Breakthrough technologies are often attractive. But, as said earlier, executives and other key decision-makers should be careful of falling victim to the shiny-object syndrome. They should rather assess the IoT technology’s implementation output as they do for any capital expense. Define the goals and strategic objectives for your company in a systematic process. Ask yourself, “Where’s the pain point?” and “if the problem needs to be eliminated, will an IoT ecosystem implementation solve it?” The answers are key to estimate what your company will gain from an IoT solution.

The ‘gains’ will either result from expense reductions or revenue increases and may have a positive impact on both in best-case scenarios. While measuring gains, in addition to direct cost savings, managers should also take in indirect costs for calculating a ROI holistically. Let’s say, an IoT setup allows you to streamline operations so naturally that you will end up keeping fewer field technicians, thus securing direct savings of technician salary/benefits. Needless to say, fewer assets (office space, fleet vehicles, etc.) and a smaller quantity of internal support services (HR, IT, operations and maintenance management, etc.) are all savings that should be included in the ‘gains’ wing.
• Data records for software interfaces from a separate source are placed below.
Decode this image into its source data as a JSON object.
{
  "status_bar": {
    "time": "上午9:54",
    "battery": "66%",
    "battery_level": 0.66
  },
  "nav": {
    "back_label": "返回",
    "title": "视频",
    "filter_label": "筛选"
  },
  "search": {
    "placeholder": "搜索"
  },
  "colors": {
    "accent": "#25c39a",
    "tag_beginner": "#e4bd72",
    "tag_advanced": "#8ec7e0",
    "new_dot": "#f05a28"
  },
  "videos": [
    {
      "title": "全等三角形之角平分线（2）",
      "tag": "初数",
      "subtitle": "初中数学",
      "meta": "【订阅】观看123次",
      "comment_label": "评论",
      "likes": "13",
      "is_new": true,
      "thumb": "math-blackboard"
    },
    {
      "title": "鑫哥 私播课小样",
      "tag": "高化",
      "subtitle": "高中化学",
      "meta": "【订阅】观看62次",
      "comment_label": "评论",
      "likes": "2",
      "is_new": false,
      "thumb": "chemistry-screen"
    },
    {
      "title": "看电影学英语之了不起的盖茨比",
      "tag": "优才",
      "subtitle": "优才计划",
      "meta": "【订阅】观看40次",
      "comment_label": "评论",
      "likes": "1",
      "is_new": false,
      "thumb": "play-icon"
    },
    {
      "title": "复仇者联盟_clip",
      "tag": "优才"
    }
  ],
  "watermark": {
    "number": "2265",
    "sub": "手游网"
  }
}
2. Don’t do everything at once:

With business goals stated, executives can set out to prioritize implementation. However, setting up IoT may prove costly, if an IoT setup implementation art is not mastered. Meaning, are you sure that:

  • You can’t go for retrofitting?
  • You have determined the right protocol for your use case?
  • The third-party software, if needed to install, will be compatible with your platform?
  • With the network architecture you have decided, your IoT data will stream as efficient as possible?
  • Your IoT setup will remain compatible with ‘n’ number of legacy systems or processes?

A wise decision would be to start with a smaller list of priorities and align them with established business goals. It will also help implementation team to focus and achieve goals in time.

The key takeaway is setting precise implementation projections can help a company to develop a realistic ROI timeline.

3. Don’t underestimate the power of 3Vs:

An IoT ecosystem implementation can lead to a drastic shift in the way a company operates. As a result, speed must be included in any ROI discussion. Supposedly, you look to apply predictive analytics or artificial intelligence (AI) for a better customer experience. To do that precisely, what you need is a massive availability of historical data. Moreover, the more accurate, relevant and varying type of data you will make available to the IoT platform in the least amount of time, the earlier you will achieve sought-after payback.

In all, whether you aim to optimize a process, detect a failure in advance or monitor machine productivity in real-time – make sure your IoT setup has a high supply of data in volume, variety, and at a reasonable velocity. A consistent monitoring and an improvement in 3Vs ensure a significant ROI in a minimum amount of time.

By 2030, IoT may add $14.2 trillion to the world’s economy, Accenture estimates. With such a large number, it is vital that companies treat IoT as importantly as any other investment and perhaps more so. Companies can surely drive measurable ROI within their business by setting goals, priorities, understanding implementation necessity and costs as well as monetizing their investment faster.

The what, why and how of IoT business models

With the increase in adoption of the Internet of Things (IoT), companies from all industries now have a question – which IoT business model and application is right for them? Check out this whitepaper to know what, why and how of IoT business models.

IoT Readiness Workshop Program Guide

In this whitepaper, we have covered some important elements you should consider when looking to transforming your business model.